▸ **Exercise directions**
Reproduce the data exactly.

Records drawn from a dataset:
····················
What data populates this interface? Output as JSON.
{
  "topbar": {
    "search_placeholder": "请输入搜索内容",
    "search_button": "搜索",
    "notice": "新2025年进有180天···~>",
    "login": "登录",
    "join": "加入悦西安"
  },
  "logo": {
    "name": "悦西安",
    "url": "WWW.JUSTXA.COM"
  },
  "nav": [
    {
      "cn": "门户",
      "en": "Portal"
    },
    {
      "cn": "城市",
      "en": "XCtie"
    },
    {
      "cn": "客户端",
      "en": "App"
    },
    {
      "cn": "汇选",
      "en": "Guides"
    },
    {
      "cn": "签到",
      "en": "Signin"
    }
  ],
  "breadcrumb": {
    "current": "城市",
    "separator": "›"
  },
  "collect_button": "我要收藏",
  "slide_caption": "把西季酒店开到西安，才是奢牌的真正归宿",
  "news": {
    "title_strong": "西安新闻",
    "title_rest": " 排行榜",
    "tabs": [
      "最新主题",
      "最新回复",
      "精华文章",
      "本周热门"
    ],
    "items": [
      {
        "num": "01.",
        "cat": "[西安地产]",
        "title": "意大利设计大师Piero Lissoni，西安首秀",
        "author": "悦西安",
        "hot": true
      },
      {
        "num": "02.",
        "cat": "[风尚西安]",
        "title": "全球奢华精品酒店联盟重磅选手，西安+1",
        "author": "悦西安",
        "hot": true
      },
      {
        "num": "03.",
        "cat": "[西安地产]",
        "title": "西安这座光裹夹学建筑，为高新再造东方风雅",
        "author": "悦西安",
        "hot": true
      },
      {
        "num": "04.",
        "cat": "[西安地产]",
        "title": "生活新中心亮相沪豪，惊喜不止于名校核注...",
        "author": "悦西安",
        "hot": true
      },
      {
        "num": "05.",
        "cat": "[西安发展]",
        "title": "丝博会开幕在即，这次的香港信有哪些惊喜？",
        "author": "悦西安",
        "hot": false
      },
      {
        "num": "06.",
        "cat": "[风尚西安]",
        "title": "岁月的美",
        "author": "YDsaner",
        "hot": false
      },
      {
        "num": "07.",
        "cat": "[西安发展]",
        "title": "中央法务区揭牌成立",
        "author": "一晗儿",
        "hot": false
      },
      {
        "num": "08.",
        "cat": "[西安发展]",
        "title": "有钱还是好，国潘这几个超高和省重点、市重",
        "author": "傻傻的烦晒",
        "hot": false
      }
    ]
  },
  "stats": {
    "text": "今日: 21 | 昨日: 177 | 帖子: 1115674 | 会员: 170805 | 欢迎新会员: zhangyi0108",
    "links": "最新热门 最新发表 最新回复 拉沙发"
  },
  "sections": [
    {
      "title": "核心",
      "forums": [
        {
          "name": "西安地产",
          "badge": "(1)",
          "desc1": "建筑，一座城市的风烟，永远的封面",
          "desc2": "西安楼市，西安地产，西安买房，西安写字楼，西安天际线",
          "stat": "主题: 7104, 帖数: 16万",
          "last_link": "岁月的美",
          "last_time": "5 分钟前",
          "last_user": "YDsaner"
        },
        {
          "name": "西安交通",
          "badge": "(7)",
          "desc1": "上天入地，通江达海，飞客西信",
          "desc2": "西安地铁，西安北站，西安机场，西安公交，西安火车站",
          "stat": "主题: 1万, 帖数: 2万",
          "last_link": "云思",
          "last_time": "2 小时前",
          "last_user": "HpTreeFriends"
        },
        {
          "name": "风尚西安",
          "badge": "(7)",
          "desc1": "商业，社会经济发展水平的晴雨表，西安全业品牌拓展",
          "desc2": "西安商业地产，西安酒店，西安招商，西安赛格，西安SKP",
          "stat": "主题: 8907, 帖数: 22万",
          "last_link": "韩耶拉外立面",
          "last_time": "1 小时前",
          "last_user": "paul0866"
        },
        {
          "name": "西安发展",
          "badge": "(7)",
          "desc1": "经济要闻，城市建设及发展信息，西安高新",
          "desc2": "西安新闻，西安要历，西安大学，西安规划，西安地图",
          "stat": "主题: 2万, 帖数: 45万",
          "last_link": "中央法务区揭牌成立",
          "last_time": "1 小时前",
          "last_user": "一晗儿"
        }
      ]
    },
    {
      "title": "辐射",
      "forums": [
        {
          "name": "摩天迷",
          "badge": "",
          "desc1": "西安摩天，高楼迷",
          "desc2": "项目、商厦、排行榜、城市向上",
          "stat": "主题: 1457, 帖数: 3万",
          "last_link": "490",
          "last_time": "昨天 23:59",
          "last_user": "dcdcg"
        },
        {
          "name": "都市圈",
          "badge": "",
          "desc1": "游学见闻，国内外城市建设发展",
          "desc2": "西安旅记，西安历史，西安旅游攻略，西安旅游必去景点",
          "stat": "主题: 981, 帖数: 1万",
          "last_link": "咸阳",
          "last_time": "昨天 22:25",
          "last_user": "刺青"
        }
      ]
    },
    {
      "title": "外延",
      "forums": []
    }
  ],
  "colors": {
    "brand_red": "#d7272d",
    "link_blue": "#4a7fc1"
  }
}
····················
▸ **Response area**
What data populates this interface? Output as JSON.
{
  "topbar": {
    "search_placeholder": "请输入搜索内容",
    "search_button": "搜索",
    "notice": "新2025年进有180天···~>",
    "login": "登录",
    "join": "加入悦西安"
  },
  "logo": {
    "name": "悦西安",
    "url": "WWW.JUSTXA.COM"
  },
  "nav": [
    {
      "cn": "门户",
      "en": "Portal"
    },
    {
      "cn": "城市",
      "en": "XCtie"
    },
    {
      "cn": "客户端",
      "en": "App"
    },
    {
      "cn": "汇选",
      "en": "Guides"
    },
    {
      "cn": "签到",
      "en": "Signin"
    }
  ],
  "breadcrumb": {
    "current": "城市",
    "separator": "›"
  },
  "collect_button": "我要收藏",
  "slide_caption": "把西季酒店开到西安，才是奢牌的真正归宿",
  "news": {
    "title_strong": "西安新闻",
    "title_rest": " 排行榜",
    "tabs": [
      "最新主题",
      "最新回复",
      "精华文章",
      "本周热门"
    ],
    "items": [
      {
        "num": "01.",
        "cat": "[西安地产]",
        "title": "意大利设计大师Piero Lissoni，西安首秀",
        "author": "悦西安",
        "hot": true
      },
      {
        "num": "02.",
        "cat": "[风尚西安]",
        "title": "全球奢华精品酒店联盟重磅选手，西安+1",
        "author": "悦西安",
        "hot": true
      },
      {
        "num": "03.",
        "cat": "[西安地产]",
        "title": "西安这座光裹夹学建筑，为高新再造东方风雅",
        "author": "悦西安",
        "hot": true
      },
      {
        "num": "04.",
        "cat": "[西安地产]",
        "title": "生活新中心亮相沪豪，惊喜不止于名校核注...",
        "author": "悦西安",
        "hot": true
      },
      {
        "num": "05.",
        "cat": "[西安发展]",
        "title": "丝博会开幕在即，这次的香港信有哪些惊喜？",
        "author": "悦西安",
        "hot": false
      },
      {
        "num": "06.",
        "cat": "[风尚西安]",
        "title": "岁月的美",
        "author": "YDsaner",
        "hot": false
      },
      {
        "num": "07.",
        "cat": "[西安发展]",
        "title": "中央法务区揭牌成立",
        "author": "一晗儿",
        "hot": false
      },
      {
        "num": "08.",
        "cat": "[西安发展]",
        "title": "有钱还是好，国潘这几个超高和省重点、市重",
        "author": "傻傻的烦晒",
        "hot": false
      }
    ]
  },
  "stats": {
    "text": "今日: 21 | 昨日: 177 | 帖子: 1115674 | 会员: 170805 | 欢迎新会员: zhangyi0108",
    "links": "最新热门 最新发表 最新回复 拉沙发"
  },
  "sections": [
    {
      "title": "核心",
      "forums": [
        {
          "name": "西安地产",
          "badge": "(1)",
          "desc1": "建筑，一座城市的风烟，永远的封面",
          "desc2": "西安楼市，西安地产，西安买房，西安写字楼，西安天际线",
          "stat": "主题: 7104, 帖数: 16万",
          "last_link": "岁月的美",
          "last_time": "5 分钟前",
          "last_user": "YDsaner"
        },
        {
          "name": "西安交通",
          "badge": "(7)",
          "desc1": "上天入地，通江达海，飞客西信",
          "desc2": "西安地铁，西安北站，西安机场，西安公交，西安火车站",
          "stat": "主题: 1万, 帖数: 2万",
          "last_link": "云思",
          "last_time": "2 小时前",
          "last_user": "HpTreeFriends"
        },
        {
          "name": "风尚西安",
          "badge": "(7)",
          "desc1": "商业，社会经济发展水平的晴雨表，西安全业品牌拓展",
          "desc2": "西安商业地产，西安酒店，西安招商，西安赛格，西安SKP",
          "stat": "主题: 8907, 帖数: 22万",
          "last_link": "韩耶拉外立面",
          "last_time": "1 小时前",
          "last_user": "paul0866"
        },
        {
          "name": "西安发展",
          "badge": "(7)",
          "desc1": "经济要闻，城市建设及发展信息，西安高新",
          "desc2": "西安新闻，西安要历，西安大学，西安规划，西安地图",
          "stat": "主题: 2万, 帖数: 45万",
          "last_link": "中央法务区揭牌成立",
          "last_time": "1 小时前",
          "last_user": "一晗儿"
        }
      ]
    },
    {
      "title": "辐射",
      "forums": [
        {
          "name": "摩天迷",
          "badge": "",
          "desc1": "西安摩天，高楼迷",
          "desc2": "项目、商厦、排行榜、城市向上",
          "stat": "主题: 1457, 帖数: 3万",
          "last_link": "490",
          "last_time": "昨天 23:59",
          "last_user": "dcdcg"
        },
        {
          "name": "都市圈",
          "badge": "",
          "desc1": "游学见闻，国内外城市建设发展",
          "desc2": "西安旅记，西安历史，西安旅游攻略，西安旅游必去景点",
          "stat": "主题: 981, 帖数: 1万",
          "last_link": "咸阳",
          "last_time": "昨天 22:25",
          "last_user": "刺青"
        }
      ]
    },
    {
      "title": "外延",
      "forums": []
    }
  ],
  "colors": {
    "brand_red": "#d7272d",
    "link_blue": "#4a7fc1"
  }
}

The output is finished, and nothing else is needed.